* _About this exercise_
Output all of the entries exactly as they are given.

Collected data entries
════════════════
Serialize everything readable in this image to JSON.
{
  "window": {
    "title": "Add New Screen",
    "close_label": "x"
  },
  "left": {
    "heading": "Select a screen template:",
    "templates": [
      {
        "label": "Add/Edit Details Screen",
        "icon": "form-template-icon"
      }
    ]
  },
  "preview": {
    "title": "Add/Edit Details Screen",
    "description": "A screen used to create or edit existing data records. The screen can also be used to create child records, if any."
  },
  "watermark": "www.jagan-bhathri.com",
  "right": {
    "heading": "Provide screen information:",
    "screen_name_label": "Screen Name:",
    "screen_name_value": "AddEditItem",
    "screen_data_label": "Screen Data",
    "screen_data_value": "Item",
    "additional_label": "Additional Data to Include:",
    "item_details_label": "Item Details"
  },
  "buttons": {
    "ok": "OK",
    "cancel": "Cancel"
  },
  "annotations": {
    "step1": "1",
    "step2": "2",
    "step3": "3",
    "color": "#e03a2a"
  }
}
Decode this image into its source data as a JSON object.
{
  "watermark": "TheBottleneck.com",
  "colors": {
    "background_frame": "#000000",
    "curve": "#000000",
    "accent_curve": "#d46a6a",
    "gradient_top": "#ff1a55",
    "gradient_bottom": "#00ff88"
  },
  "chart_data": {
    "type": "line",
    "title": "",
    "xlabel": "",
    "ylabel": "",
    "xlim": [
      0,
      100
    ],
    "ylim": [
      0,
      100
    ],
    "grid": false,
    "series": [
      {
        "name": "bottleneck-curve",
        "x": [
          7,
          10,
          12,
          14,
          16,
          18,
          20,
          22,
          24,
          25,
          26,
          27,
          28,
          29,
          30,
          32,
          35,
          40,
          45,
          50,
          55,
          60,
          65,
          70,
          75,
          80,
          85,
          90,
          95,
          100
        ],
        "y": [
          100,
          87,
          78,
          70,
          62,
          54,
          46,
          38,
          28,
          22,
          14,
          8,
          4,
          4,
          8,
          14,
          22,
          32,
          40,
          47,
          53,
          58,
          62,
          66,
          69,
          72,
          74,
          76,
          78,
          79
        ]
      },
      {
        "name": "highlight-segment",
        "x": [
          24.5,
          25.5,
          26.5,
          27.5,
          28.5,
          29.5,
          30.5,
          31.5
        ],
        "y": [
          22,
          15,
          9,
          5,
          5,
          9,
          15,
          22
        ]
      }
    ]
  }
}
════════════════
* _Answer section_
Serialize everything readable in this image to JSON.
{
  "window": {
    "title": "Add New Screen",
    "close_label": "x"
  },
  "left": {
    "heading": "Select a screen template:",
    "templates": [
      {
        "label": "Add/Edit Details Screen",
        "icon": "form-template-icon"
      }
    ]
  },
  "preview": {
    "title": "Add/Edit Details Screen",
    "description": "A screen used to create or edit existing data records. The screen can also be used to create child records, if any."
  },
  "watermark": "www.jagan-bhathri.com",
  "right": {
    "heading": "Provide screen information:",
    "screen_name_label": "Screen Name:",
    "screen_name_value": "AddEditItem",
    "screen_data_label": "Screen Data",
    "screen_data_value": "Item",
    "additional_label": "Additional Data to Include:",
    "item_details_label": "Item Details"
  },
  "buttons": {
    "ok": "OK",
    "cancel": "Cancel"
  },
  "annotations": {
    "step1": "1",
    "step2": "2",
    "step3": "3",
    "color": "#e03a2a"
  }
}
Decode this image into its source data as a JSON object.
{
  "watermark": "TheBottleneck.com",
  "colors": {
    "background_frame": "#000000",
    "curve": "#000000",
    "accent_curve": "#d46a6a",
    "gradient_top": "#ff1a55",
    "gradient_bottom": "#00ff88"
  },
  "chart_data": {
    "type": "line",
    "title": "",
    "xlabel": "",
    "ylabel": "",
    "xlim": [
      0,
      100
    ],
    "ylim": [
      0,
      100
    ],
    "grid": false,
    "series": [
      {
        "name": "bottleneck-curve",
        "x": [
          7,
          10,
          12,
          14,
          16,
          18,
          20,
          22,
          24,
          25,
          26,
          27,
          28,
          29,
          30,
          32,
          35,
          40,
          45,
          50,
          55,
          60,
          65,
          70,
          75,
          80,
          85,
          90,
          95,
          100
        ],
        "y": [
          100,
          87,
          78,
          70,
          62,
          54,
          46,
          38,
          28,
          22,
          14,
          8,
          4,
          4,
          8,
          14,
          22,
          32,
          40,
          47,
          53,
          58,
          62,
          66,
          69,
          72,
          74,
          76,
          78,
          79
        ]
      },
      {
        "name": "highlight-segment",
        "x": [
          24.5,
          25.5,
          26.5,
          27.5,
          28.5,
          29.5,
          30.5,
          31.5
        ],
        "y": [
          22,
          15,
          9,
          5,
          5,
          9,
          15,
          22
        ]
      }
    ]
  }
}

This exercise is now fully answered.